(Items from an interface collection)

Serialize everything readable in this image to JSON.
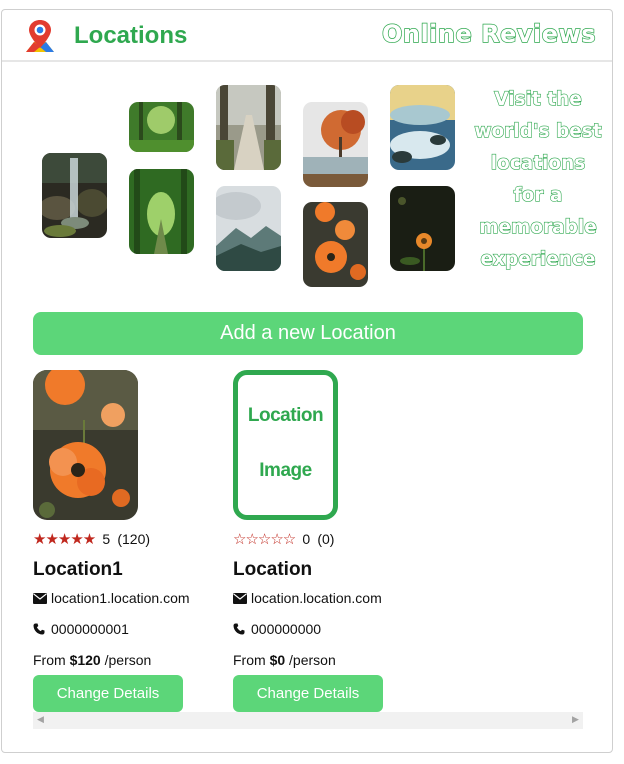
{
  "header": {
    "title": "Locations",
    "brand": "Online Reviews",
    "logo_icon": "map-pin-icon"
  },
  "hero": {
    "tagline_lines": [
      "Visit the",
      "world's best",
      "locations",
      "for a",
      "memorable",
      "experience"
    ],
    "tiles": [
      "waterfall",
      "green-forest",
      "forest-path",
      "autumn-lake",
      "ocean-rocks",
      "tree-tunnel",
      "cloudy-mountains",
      "orange-poppies",
      "dark-flower"
    ]
  },
  "actions": {
    "add_location": "Add a new Location"
  },
  "locations": [
    {
      "image": "orange-poppies",
      "stars": "★★★★★",
      "rating": "5",
      "reviews": "(120)",
      "name": "Location1",
      "email": "location1.location.com",
      "phone": "0000000001",
      "price_prefix": "From",
      "price": "$120",
      "price_suffix": "/person",
      "button": "Change Details"
    },
    {
      "image_placeholder": [
        "Location",
        "Image"
      ],
      "stars": "☆☆☆☆☆",
      "rating": "0",
      "reviews": "(0)",
      "name": "Location",
      "email": "location.location.com",
      "phone": "000000000",
      "price_prefix": "From",
      "price": "$0",
      "price_suffix": "/person",
      "button": "Change Details"
    }
  ],
  "colors": {
    "accent": "#2fa84f",
    "button": "#5cd679",
    "star": "#c0281e"
  }
}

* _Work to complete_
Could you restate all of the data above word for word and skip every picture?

* _Written solution_
Serialize everything readable in this image to JSON.
{
  "header": {
    "title": "Locations",
    "brand": "Online Reviews",
    "logo_icon": "map-pin-icon"
  },
  "hero": {
    "tagline_lines": [
      "Visit the",
      "world's best",
      "locations",
      "for a",
      "memorable",
      "experience"
    ],
    "tiles": [
      "waterfall",
      "green-forest",
      "forest-path",
      "autumn-lake",
      "ocean-rocks",
      "tree-tunnel",
      "cloudy-mountains",
      "orange-poppies",
      "dark-flower"
    ]
  },
  "actions": {
    "add_location": "Add a new Location"
  },
  "locations": [
    {
      "image": "orange-poppies",
      "stars": "★★★★★",
      "rating": "5",
      "reviews": "(120)",
      "name": "Location1",
      "email": "location1.location.com",
      "phone": "0000000001",
      "price_prefix": "From",
      "price": "$120",
      "price_suffix": "/person",
      "button": "Change Details"
    },
    {
      "image_placeholder": [
        "Location",
        "Image"
      ],
      "stars": "☆☆☆☆☆",
      "rating": "0",
      "reviews": "(0)",
      "name": "Location",
      "email": "location.location.com",
      "phone": "000000000",
      "price_prefix": "From",
      "price": "$0",
      "price_suffix": "/person",
      "button": "Change Details"
    }
  ],
  "colors": {
    "accent": "#2fa84f",
    "button": "#5cd679",
    "star": "#c0281e"
  }
}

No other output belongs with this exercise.